If you've never heard a recording of Willem Mengelberg conducting the Concertgebouw Orchestra Amsterdam, there's nothing you can do to prepare yourself. The tempo manipulations and dynamic modifications of Bernstein and Mitropoulos are nothing compared with the radical changes Mengelberg puts music through. As demonstrated by this 1941 recording of Tchaikovsky's Pathétique, Mengelberg slows down precipitously for second themes, pushes forward relentlessly for developments, stops time abruptly at climaxes, and adds portamento to every possible string line. And that's nothing compared with his 1938-1942 (there was a war going on) recording of Bach's St. Matthew Passion. Naturally, Mengelberg not only performed the work on modern symphonic instruments including harp and employs operatic soloists, two huge mixed choruses, and children's chorus -- he was, after all, born and raised with the late Romantic attitude toward Baroque music -- but he also added voluptuous colors, fuliginous textures, lugubrious tempos, and tenebrous expressivity to Bach's austere music.
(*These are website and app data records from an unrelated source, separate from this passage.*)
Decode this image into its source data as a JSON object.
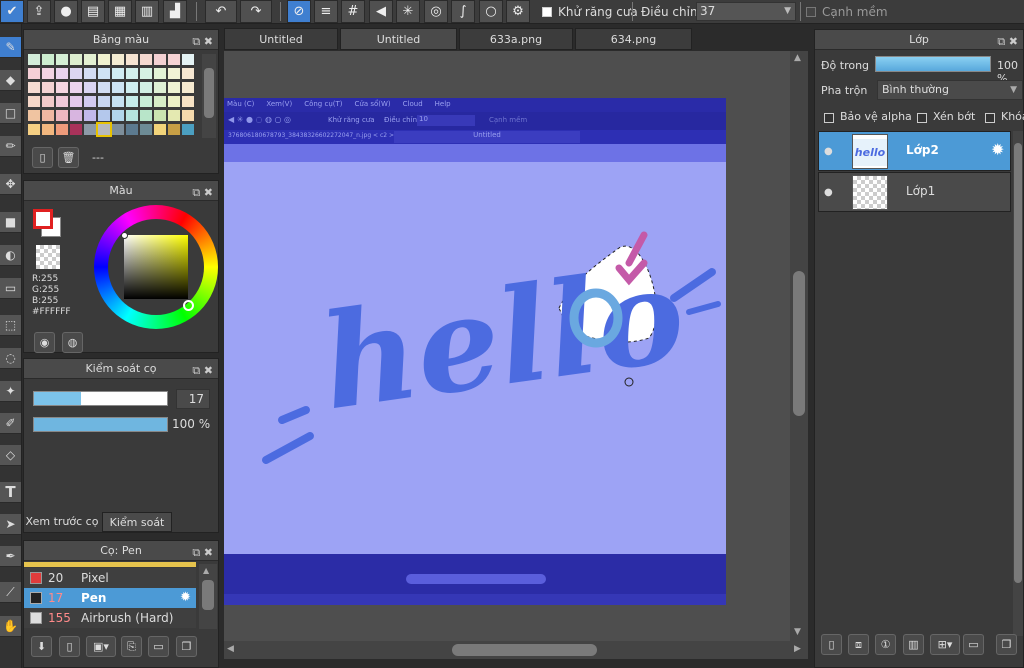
{
  "toolbar": {
    "antialias_label": "Khử răng cưa",
    "adjust_label": "Điều chỉnh",
    "adjust_value": "37",
    "soft_edge_label": "Cạnh mềm"
  },
  "tabs": [
    {
      "label": "Untitled"
    },
    {
      "label": "Untitled"
    },
    {
      "label": "633a.png"
    },
    {
      "label": "634.png"
    }
  ],
  "palette_panel": {
    "title": "Bảng màu",
    "value": "---",
    "colors": [
      "#d3edda",
      "#cdeed0",
      "#d6f0d6",
      "#ddeecf",
      "#e4f1d2",
      "#f1f2cf",
      "#f4ecd2",
      "#f6e4d2",
      "#f5d9d0",
      "#f4d1d3",
      "#f6d3d4",
      "#e4f2f4",
      "#f5cfd7",
      "#f2d4e3",
      "#ead4ee",
      "#dcd6f1",
      "#d3dcf2",
      "#cfe3f4",
      "#d1ecf2",
      "#d3f0ec",
      "#d6f1e4",
      "#e2f2d6",
      "#f1f2d5",
      "#f6e7d2",
      "#f6dcd2",
      "#f4d2d2",
      "#f6d6e1",
      "#ecd3ee",
      "#dad4f2",
      "#d1ddf3",
      "#cee4f3",
      "#d0eef0",
      "#d2f0e4",
      "#dff1d5",
      "#eef2d3",
      "#f6ead0",
      "#f5d7c8",
      "#f2c9c9",
      "#f1c9d9",
      "#e3c8eb",
      "#d2caf0",
      "#c8d6f1",
      "#c6e1f1",
      "#c6ecea",
      "#c9edd7",
      "#d7edc7",
      "#ecf0c6",
      "#f6e2c4",
      "#f0c4a1",
      "#f0b8a2",
      "#eeb8c0",
      "#d8b5e0",
      "#c2b9eb",
      "#b4c8ec",
      "#b2d6eb",
      "#b5e3df",
      "#b8e5c9",
      "#cbe4b0",
      "#e4e9b1",
      "#f5d9ac",
      "#f5cf83",
      "#f2b77f",
      "#ee9b7b",
      "#a8325a",
      "#8d9aa8",
      "#b6b8bd",
      "#7d8e9a",
      "#5c7a8f",
      "#6d8b95",
      "#f2d47a",
      "#c79f45",
      "#4b9fc1"
    ],
    "selected_index": 65
  },
  "color_panel": {
    "title": "Màu",
    "r": "R:255",
    "g": "G:255",
    "b": "B:255",
    "hex": "#FFFFFF"
  },
  "brush_control": {
    "title": "Kiểm soát cọ",
    "size_value": "17",
    "opacity_value": "100 %",
    "size_fraction": 0.35,
    "opacity_fraction": 1.0,
    "tab_preview": "Xem trước cọ",
    "tab_control": "Kiểm soát cọ"
  },
  "brush_list": {
    "title": "Cọ: Pen",
    "items": [
      {
        "size": "20",
        "name": "Pixel",
        "color": "#e03c3c"
      },
      {
        "size": "17",
        "name": "Pen",
        "color": "#222222"
      },
      {
        "size": "155",
        "name": "Airbrush (Hard)",
        "color": "#dddddd"
      }
    ]
  },
  "inner_app": {
    "menu": [
      "Màu (C)",
      "Xem(V)",
      "Công cụ(T)",
      "Cửa sổ(W)",
      "Cloud",
      "Help"
    ],
    "antialias": "Khử răng cưa",
    "adjust": "Điều chỉnh",
    "adjust_value": "10",
    "soft": "Cạnh mềm",
    "filename": "376806180678793_38438326602272047_n.jpg < c2 >",
    "tab": "Untitled"
  },
  "canvas_text": "hello",
  "layer_panel": {
    "title": "Lớp",
    "opacity_label": "Độ trong",
    "opacity_value": "100 %",
    "opacity_fraction": 1.0,
    "blend_label": "Pha trộn",
    "blend_value": "Bình thường",
    "protect_alpha": "Bảo vệ alpha",
    "clip": "Xén bớt",
    "lock": "Khóa",
    "layers": [
      {
        "name": "Lớp2"
      },
      {
        "name": "Lớp1"
      }
    ]
  }
}
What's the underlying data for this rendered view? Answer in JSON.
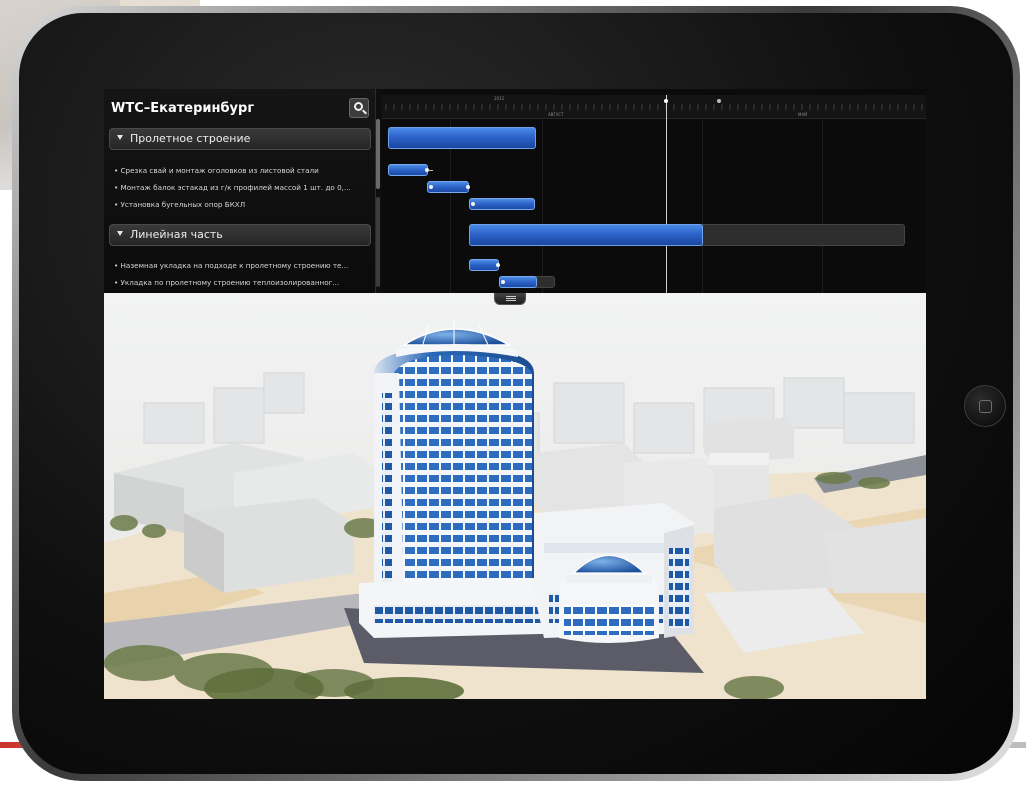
{
  "project": {
    "title": "WTC–Екатеринбург",
    "search_icon": "search-icon"
  },
  "tasks": {
    "groups": [
      {
        "label": "Пролетное строение",
        "items": [
          "• Срезка свай и монтаж оголовков из листовой стали",
          "• Монтаж балок эстакад из г/к профилей массой 1 шт. до 0,...",
          "• Установка бугельных опор БКХЛ"
        ]
      },
      {
        "label": "Линейная часть",
        "items": [
          "• Наземная укладка на подходе к пролетному строению те...",
          "• Укладка по пролетному строению теплоизолированног..."
        ]
      }
    ]
  },
  "timeline": {
    "year": "2012",
    "months": [
      "АВГУСТ",
      "МАЙ"
    ]
  },
  "gantt": {
    "group_progress": [
      {
        "name": "Пролетное строение",
        "progress": 1.0
      },
      {
        "name": "Линейная часть",
        "progress": 0.5
      }
    ]
  },
  "colors": {
    "bar_blue": "#2c65c9",
    "panel_bg": "#0e0e0e",
    "group_header": "#2f2f2f"
  },
  "view": {
    "handle_icon": "menu-handle-icon"
  }
}
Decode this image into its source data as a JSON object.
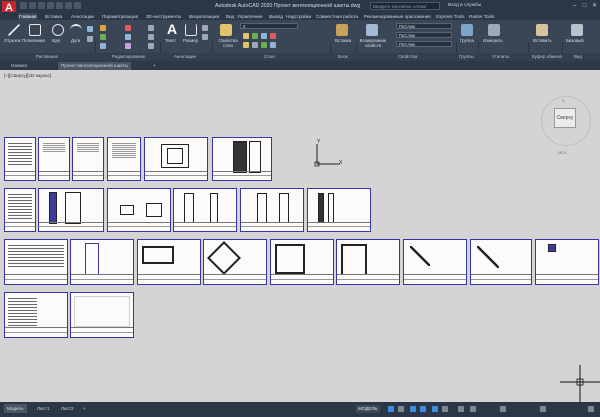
{
  "app": {
    "title": "Autodesk AutoCAD 2020   Проект вентиляционной шахты.dwg",
    "logo_letter": "A",
    "search_placeholder": "Введите ключевое слово/фразу",
    "login": "Вход в службы",
    "window_controls": [
      "–",
      "□",
      "✕"
    ]
  },
  "ribbon": {
    "tabs": [
      "Главная",
      "Вставка",
      "Аннотации",
      "Параметризация",
      "3D-инструменты",
      "Визуализация",
      "Вид",
      "Управление",
      "Вывод",
      "Надстройки",
      "Совместная работа",
      "Рекомендованные приложения",
      "Express Tools",
      "Raster Tools"
    ],
    "active_tab": 0,
    "buttons": {
      "line": "Отрезок",
      "polyline": "Полилиния",
      "circle": "Круг",
      "arc": "Дуга",
      "text": "Текст",
      "dimension": "Размер",
      "layer_props": "Свойства слоя",
      "insert": "Вставка",
      "match_props": "Копирование свойств",
      "group": "Группа",
      "measure": "Измерить",
      "paste": "Вставить",
      "base": "Базовый"
    },
    "combos": {
      "layer": "0",
      "color": "ПоСлою",
      "linetype": "ПоСлою",
      "lineweight": "ПоСлою"
    },
    "panels": [
      "Рисование",
      "Редактирование",
      "Аннотации",
      "Слои",
      "Блок",
      "Свойства",
      "Группы",
      "Утилиты",
      "Буфер обмена",
      "Вид"
    ]
  },
  "file_tabs": [
    "Начало",
    "Проект вентиляционной шахты",
    "+"
  ],
  "active_file_tab": 1,
  "viewport_label": "[–][Сверху][2D-каркас]",
  "viewcube": {
    "face": "Сверху",
    "north": "С",
    "wcs": "МСК"
  },
  "ucs": {
    "x": "X",
    "y": "Y"
  },
  "status": {
    "layout_tabs": [
      "Модель",
      "Лист1",
      "Лист2",
      "+"
    ],
    "active_layout": 0,
    "model_button": "МОДЕЛЬ",
    "icons": [
      "grid-icon",
      "snap-icon",
      "ortho-icon",
      "polar-icon",
      "osnap-icon",
      "otrack-icon",
      "lineweight-icon",
      "transparency-icon",
      "annotation-scale-icon",
      "workspace-icon",
      "customize-icon"
    ]
  },
  "colors": {
    "titlebar": "#2b3646",
    "ribbon": "#3a4556",
    "canvas": "#d4d4d4",
    "sheet_border": "#3535a8",
    "logo": "#c8242b"
  }
}
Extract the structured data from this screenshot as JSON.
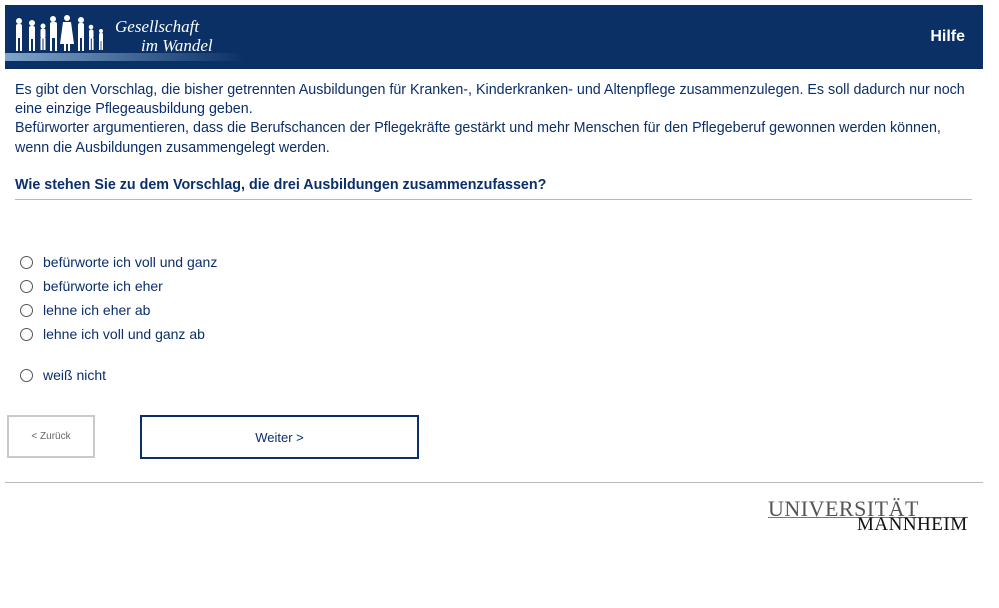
{
  "header": {
    "logo_line1": "Gesellschaft",
    "logo_line2": "im Wandel",
    "help_label": "Hilfe",
    "bg_color": "#0a3066"
  },
  "intro": {
    "paragraph1": "Es gibt den Vorschlag, die bisher getrennten Ausbildungen für Kranken-, Kinderkranken- und Altenpflege zusammenzulegen. Es soll dadurch nur noch eine einzige Pflegeausbildung geben.",
    "paragraph2": "Befürworter argumentieren, dass die Berufschancen der Pflegekräfte gestärkt und mehr Menschen für den Pflegeberuf gewonnen werden können, wenn die Ausbildungen zusammengelegt werden."
  },
  "question": {
    "text": "Wie stehen Sie zu dem Vorschlag, die drei Ausbildungen zusammenzufassen?"
  },
  "options": [
    {
      "label": "befürworte ich voll und ganz",
      "selected": false
    },
    {
      "label": "befürworte ich eher",
      "selected": false
    },
    {
      "label": "lehne ich eher ab",
      "selected": false
    },
    {
      "label": "lehne ich voll und ganz ab",
      "selected": false
    },
    {
      "label": "weiß nicht",
      "selected": false
    }
  ],
  "nav": {
    "back_label": "< Zurück",
    "next_label": "Weiter >"
  },
  "footer": {
    "logo_line1": "UNIVERSITÄT",
    "logo_line2": "MANNHEIM"
  }
}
But, it works. Mengelberg's Pathétique is an affecting personal tragedy, and his Passion is a moving universal tragedy that should persuade those with open ears and hearts. Opus Kura's restored sound is of the "bring back as much of the music as you can and let the clicks fall where they may" school, and although this approach may, like Mengelberg's conducting, be literally disquieting to some listeners, it nevertheless works.